In addition, the bill also proposes a periodic adjustment of the ceiling every three years, starting from its effective date, using the CPI published by the National Statistics Office (NSO) as reference. The Thirteenth Month Pay Law (Presidential Decree No. 851, as amended by Memorandum Order No. 28) was enacted to afford protection of real wages from erosion due to worldwide inflation. It serves as a means for the working masses to aptly celebrate Christmas and New Year. In this regard, the proposed increase in the ceiling on the income tax exemption of 13th month pay and other cash bonuses of the same nature will go a long way in carrying out the purpose for which the law was formulated.

Since taxation generally involves the power to destroy, it must be carefully and justly exercised; otherwise, the “hen that lays the golden egg” shall cease to exist (SC Case G.R. No. L-25043, dated April 26, 1968). Based on this, it is only fair to adjust the tax exemption of these employment benefits because the working masses also deserve protection from the destroying powers of taxation, in consonance with the Constitutional mandate of social justice.

In a nutshell, SB 256 is a sound remedial measure that may restore the purchasing power of wages to its historical level, and consequently, reinforce an equitable tax system that promotes social justice, which is one of the founding principles of our democratic tradition.
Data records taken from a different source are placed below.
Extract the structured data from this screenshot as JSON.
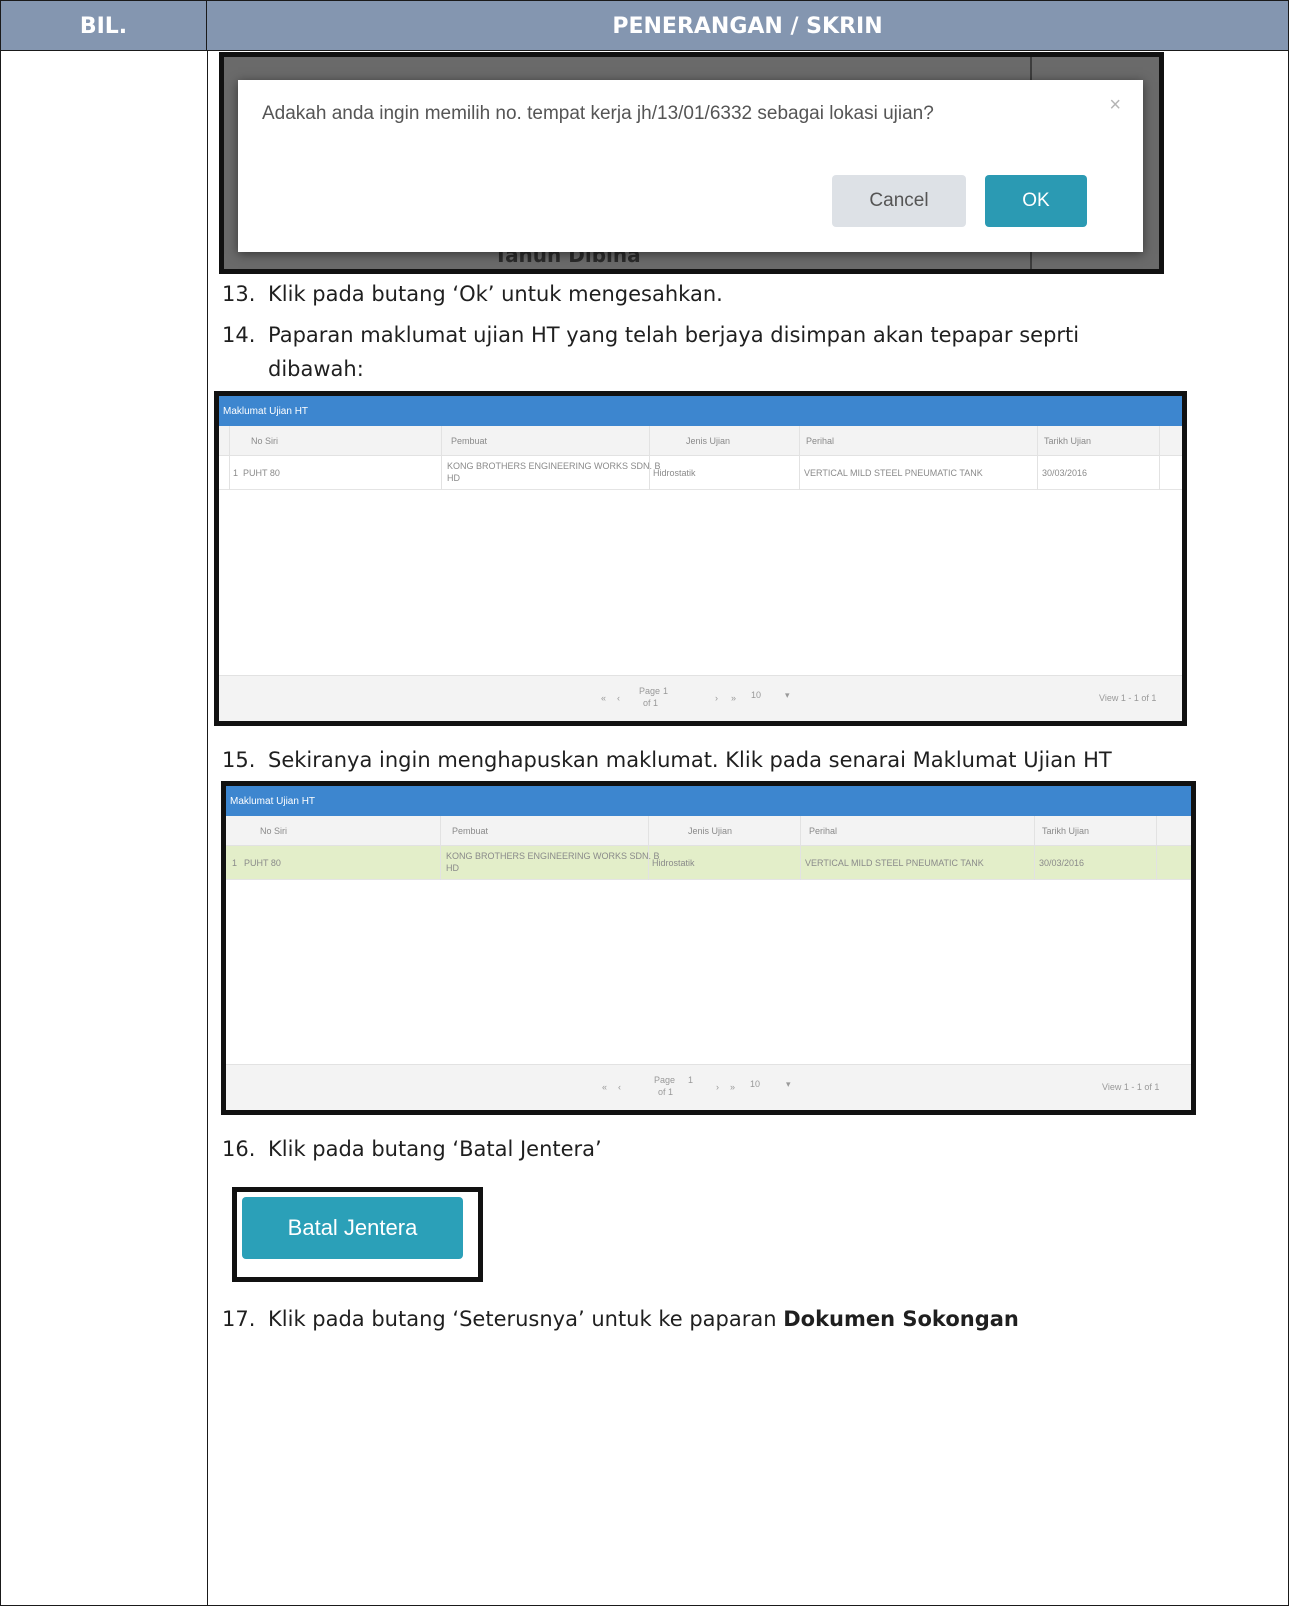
{
  "header": {
    "col_bil": "BIL.",
    "col_penerangan": "PENERANGAN / SKRIN"
  },
  "dialog": {
    "message": "Adakah anda ingin memilih no. tempat kerja jh/13/01/6332 sebagai lokasi ujian?",
    "background_text": "Tahun Dibina",
    "close_glyph": "×",
    "cancel_label": "Cancel",
    "ok_label": "OK"
  },
  "steps": {
    "s13": {
      "num": "13.",
      "text": "Klik pada butang ‘Ok’ untuk mengesahkan."
    },
    "s14": {
      "num": "14.",
      "text_line1": "Paparan maklumat ujian HT yang telah berjaya disimpan akan tepapar seprti",
      "text_line2": "dibawah:"
    },
    "s15": {
      "num": "15.",
      "text": "Sekiranya ingin menghapuskan maklumat. Klik pada senarai Maklumat Ujian HT"
    },
    "s16": {
      "num": "16.",
      "text": "Klik pada butang ‘Batal Jentera’"
    },
    "s17": {
      "num": "17.",
      "text_before": "Klik pada butang ‘Seterusnya’ untuk ke paparan ",
      "text_bold": "Dokumen Sokongan"
    }
  },
  "grid": {
    "title": "Maklumat Ujian HT",
    "columns": [
      "No Siri",
      "Pembuat",
      "Jenis Ujian",
      "Perihal",
      "Tarikh Ujian"
    ],
    "rows": [
      {
        "index": "1",
        "no_siri": "PUHT 80",
        "pembuat_line1": "KONG BROTHERS ENGINEERING WORKS SDN. B",
        "pembuat_line2": "HD",
        "jenis_ujian": "Hidrostatik",
        "perihal": "VERTICAL MILD STEEL PNEUMATIC TANK",
        "tarikh_ujian": "30/03/2016"
      }
    ],
    "pager": {
      "first": "«",
      "prev": "‹",
      "page_label": "Page",
      "page_value": "1",
      "of_label": "of 1",
      "next": "›",
      "last": "»",
      "page_size": "10",
      "dropdown_glyph": "▾",
      "view_text_a": "View 1 - 1 of 1",
      "view_text_b": "View 1 - 1 of 1"
    }
  },
  "batal_button": {
    "label": "Batal Jentera"
  },
  "colors": {
    "header_bg": "#8496b0",
    "grid_titlebar": "#3d86cf",
    "ok_button": "#2b9ab3",
    "batal_button": "#2ba0b8",
    "selected_row": "#e3eec9"
  }
}
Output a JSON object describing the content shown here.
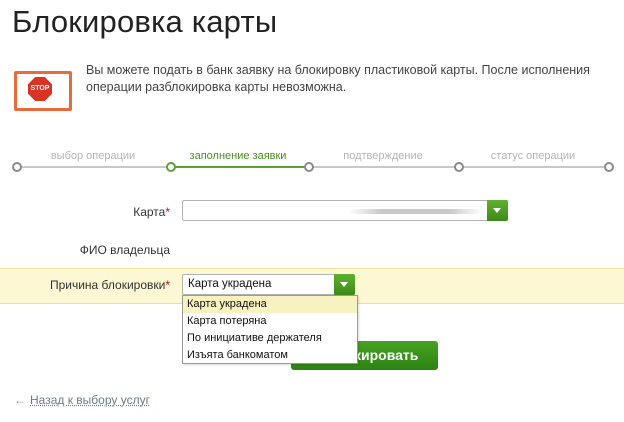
{
  "page": {
    "title": "Блокировка карты",
    "info_text": "Вы можете подать в банк заявку на блокировку пластиковой карты. После исполнения операции разблокировка карты невозможна.",
    "stop_icon_text": "STOP"
  },
  "steps": [
    {
      "label": "выбор операции",
      "state": "done"
    },
    {
      "label": "заполнение заявки",
      "state": "active"
    },
    {
      "label": "подтверждение",
      "state": "pending"
    },
    {
      "label": "статус операции",
      "state": "pending"
    }
  ],
  "form": {
    "card_label": "Карта",
    "owner_label": "ФИО владельца",
    "reason_label": "Причина блокировки",
    "required_mark": "*",
    "reason_selected": "Карта украдена",
    "reason_options": [
      "Карта украдена",
      "Карта потеряна",
      "По инициативе держателя",
      "Изъята банкоматом"
    ],
    "submit_visible_label": "кировать"
  },
  "footer": {
    "back_arrow": "←",
    "back_link": "Назад к выбору услуг"
  },
  "colors": {
    "accent_green": "#5ca132",
    "button_green": "#3d8a17",
    "stop_orange": "#e96a3a",
    "highlight_row": "#fdf8d4"
  }
}
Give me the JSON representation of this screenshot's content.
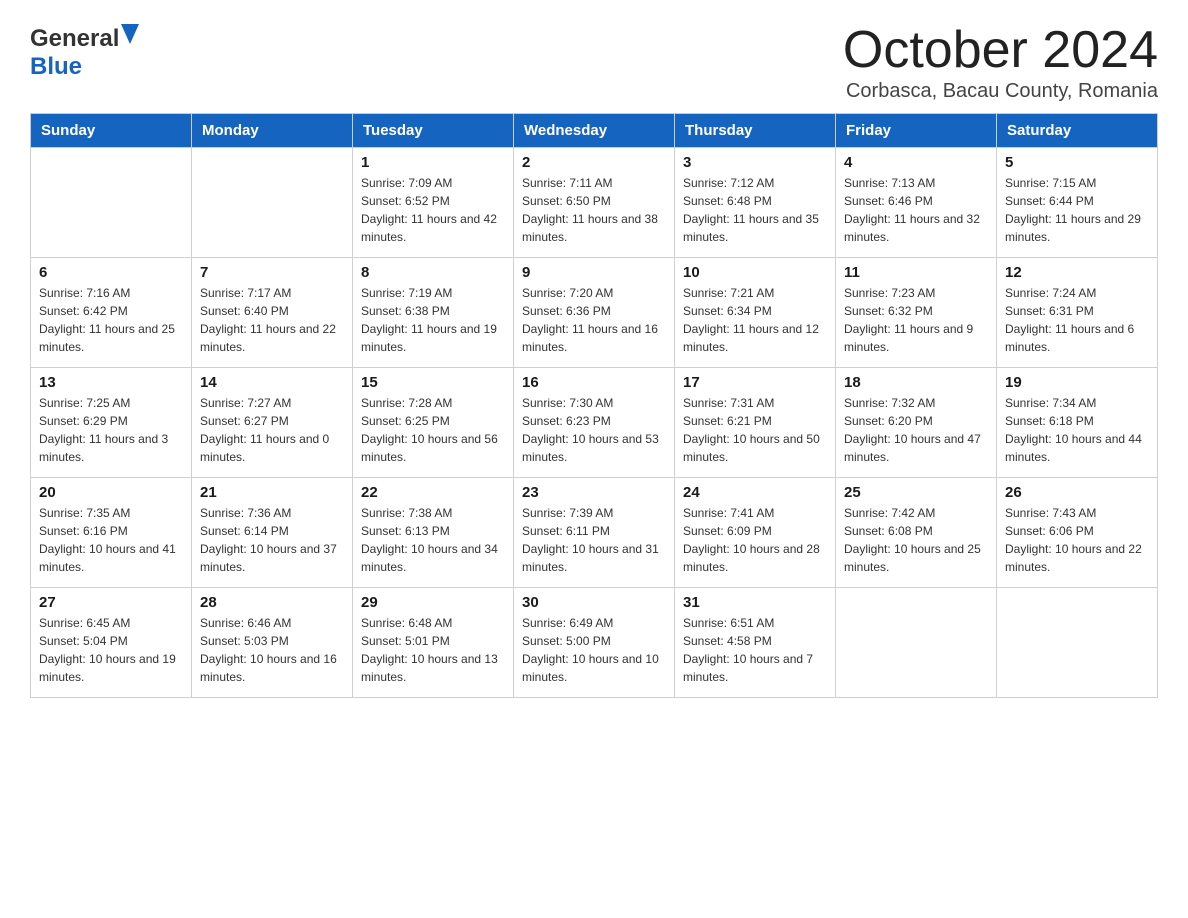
{
  "header": {
    "month_title": "October 2024",
    "location": "Corbasca, Bacau County, Romania",
    "logo_general": "General",
    "logo_blue": "Blue"
  },
  "weekdays": [
    "Sunday",
    "Monday",
    "Tuesday",
    "Wednesday",
    "Thursday",
    "Friday",
    "Saturday"
  ],
  "weeks": [
    [
      {
        "day": "",
        "sunrise": "",
        "sunset": "",
        "daylight": ""
      },
      {
        "day": "",
        "sunrise": "",
        "sunset": "",
        "daylight": ""
      },
      {
        "day": "1",
        "sunrise": "Sunrise: 7:09 AM",
        "sunset": "Sunset: 6:52 PM",
        "daylight": "Daylight: 11 hours and 42 minutes."
      },
      {
        "day": "2",
        "sunrise": "Sunrise: 7:11 AM",
        "sunset": "Sunset: 6:50 PM",
        "daylight": "Daylight: 11 hours and 38 minutes."
      },
      {
        "day": "3",
        "sunrise": "Sunrise: 7:12 AM",
        "sunset": "Sunset: 6:48 PM",
        "daylight": "Daylight: 11 hours and 35 minutes."
      },
      {
        "day": "4",
        "sunrise": "Sunrise: 7:13 AM",
        "sunset": "Sunset: 6:46 PM",
        "daylight": "Daylight: 11 hours and 32 minutes."
      },
      {
        "day": "5",
        "sunrise": "Sunrise: 7:15 AM",
        "sunset": "Sunset: 6:44 PM",
        "daylight": "Daylight: 11 hours and 29 minutes."
      }
    ],
    [
      {
        "day": "6",
        "sunrise": "Sunrise: 7:16 AM",
        "sunset": "Sunset: 6:42 PM",
        "daylight": "Daylight: 11 hours and 25 minutes."
      },
      {
        "day": "7",
        "sunrise": "Sunrise: 7:17 AM",
        "sunset": "Sunset: 6:40 PM",
        "daylight": "Daylight: 11 hours and 22 minutes."
      },
      {
        "day": "8",
        "sunrise": "Sunrise: 7:19 AM",
        "sunset": "Sunset: 6:38 PM",
        "daylight": "Daylight: 11 hours and 19 minutes."
      },
      {
        "day": "9",
        "sunrise": "Sunrise: 7:20 AM",
        "sunset": "Sunset: 6:36 PM",
        "daylight": "Daylight: 11 hours and 16 minutes."
      },
      {
        "day": "10",
        "sunrise": "Sunrise: 7:21 AM",
        "sunset": "Sunset: 6:34 PM",
        "daylight": "Daylight: 11 hours and 12 minutes."
      },
      {
        "day": "11",
        "sunrise": "Sunrise: 7:23 AM",
        "sunset": "Sunset: 6:32 PM",
        "daylight": "Daylight: 11 hours and 9 minutes."
      },
      {
        "day": "12",
        "sunrise": "Sunrise: 7:24 AM",
        "sunset": "Sunset: 6:31 PM",
        "daylight": "Daylight: 11 hours and 6 minutes."
      }
    ],
    [
      {
        "day": "13",
        "sunrise": "Sunrise: 7:25 AM",
        "sunset": "Sunset: 6:29 PM",
        "daylight": "Daylight: 11 hours and 3 minutes."
      },
      {
        "day": "14",
        "sunrise": "Sunrise: 7:27 AM",
        "sunset": "Sunset: 6:27 PM",
        "daylight": "Daylight: 11 hours and 0 minutes."
      },
      {
        "day": "15",
        "sunrise": "Sunrise: 7:28 AM",
        "sunset": "Sunset: 6:25 PM",
        "daylight": "Daylight: 10 hours and 56 minutes."
      },
      {
        "day": "16",
        "sunrise": "Sunrise: 7:30 AM",
        "sunset": "Sunset: 6:23 PM",
        "daylight": "Daylight: 10 hours and 53 minutes."
      },
      {
        "day": "17",
        "sunrise": "Sunrise: 7:31 AM",
        "sunset": "Sunset: 6:21 PM",
        "daylight": "Daylight: 10 hours and 50 minutes."
      },
      {
        "day": "18",
        "sunrise": "Sunrise: 7:32 AM",
        "sunset": "Sunset: 6:20 PM",
        "daylight": "Daylight: 10 hours and 47 minutes."
      },
      {
        "day": "19",
        "sunrise": "Sunrise: 7:34 AM",
        "sunset": "Sunset: 6:18 PM",
        "daylight": "Daylight: 10 hours and 44 minutes."
      }
    ],
    [
      {
        "day": "20",
        "sunrise": "Sunrise: 7:35 AM",
        "sunset": "Sunset: 6:16 PM",
        "daylight": "Daylight: 10 hours and 41 minutes."
      },
      {
        "day": "21",
        "sunrise": "Sunrise: 7:36 AM",
        "sunset": "Sunset: 6:14 PM",
        "daylight": "Daylight: 10 hours and 37 minutes."
      },
      {
        "day": "22",
        "sunrise": "Sunrise: 7:38 AM",
        "sunset": "Sunset: 6:13 PM",
        "daylight": "Daylight: 10 hours and 34 minutes."
      },
      {
        "day": "23",
        "sunrise": "Sunrise: 7:39 AM",
        "sunset": "Sunset: 6:11 PM",
        "daylight": "Daylight: 10 hours and 31 minutes."
      },
      {
        "day": "24",
        "sunrise": "Sunrise: 7:41 AM",
        "sunset": "Sunset: 6:09 PM",
        "daylight": "Daylight: 10 hours and 28 minutes."
      },
      {
        "day": "25",
        "sunrise": "Sunrise: 7:42 AM",
        "sunset": "Sunset: 6:08 PM",
        "daylight": "Daylight: 10 hours and 25 minutes."
      },
      {
        "day": "26",
        "sunrise": "Sunrise: 7:43 AM",
        "sunset": "Sunset: 6:06 PM",
        "daylight": "Daylight: 10 hours and 22 minutes."
      }
    ],
    [
      {
        "day": "27",
        "sunrise": "Sunrise: 6:45 AM",
        "sunset": "Sunset: 5:04 PM",
        "daylight": "Daylight: 10 hours and 19 minutes."
      },
      {
        "day": "28",
        "sunrise": "Sunrise: 6:46 AM",
        "sunset": "Sunset: 5:03 PM",
        "daylight": "Daylight: 10 hours and 16 minutes."
      },
      {
        "day": "29",
        "sunrise": "Sunrise: 6:48 AM",
        "sunset": "Sunset: 5:01 PM",
        "daylight": "Daylight: 10 hours and 13 minutes."
      },
      {
        "day": "30",
        "sunrise": "Sunrise: 6:49 AM",
        "sunset": "Sunset: 5:00 PM",
        "daylight": "Daylight: 10 hours and 10 minutes."
      },
      {
        "day": "31",
        "sunrise": "Sunrise: 6:51 AM",
        "sunset": "Sunset: 4:58 PM",
        "daylight": "Daylight: 10 hours and 7 minutes."
      },
      {
        "day": "",
        "sunrise": "",
        "sunset": "",
        "daylight": ""
      },
      {
        "day": "",
        "sunrise": "",
        "sunset": "",
        "daylight": ""
      }
    ]
  ]
}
Though an ideal standard, it is something we aspire to achieve, if not at least approximate.

The author is a senior consultant at the Tax Services Department of Isla Lipana & Co., the Philippine member firm of the PwC network. 

Views or opinions presented in this article are solely those of the author and do not necessarily represent those of Isla Lipana & Co. The firm will not accept any liability arising from such article; the author will be personally liable for any consequent damages or other liabilities.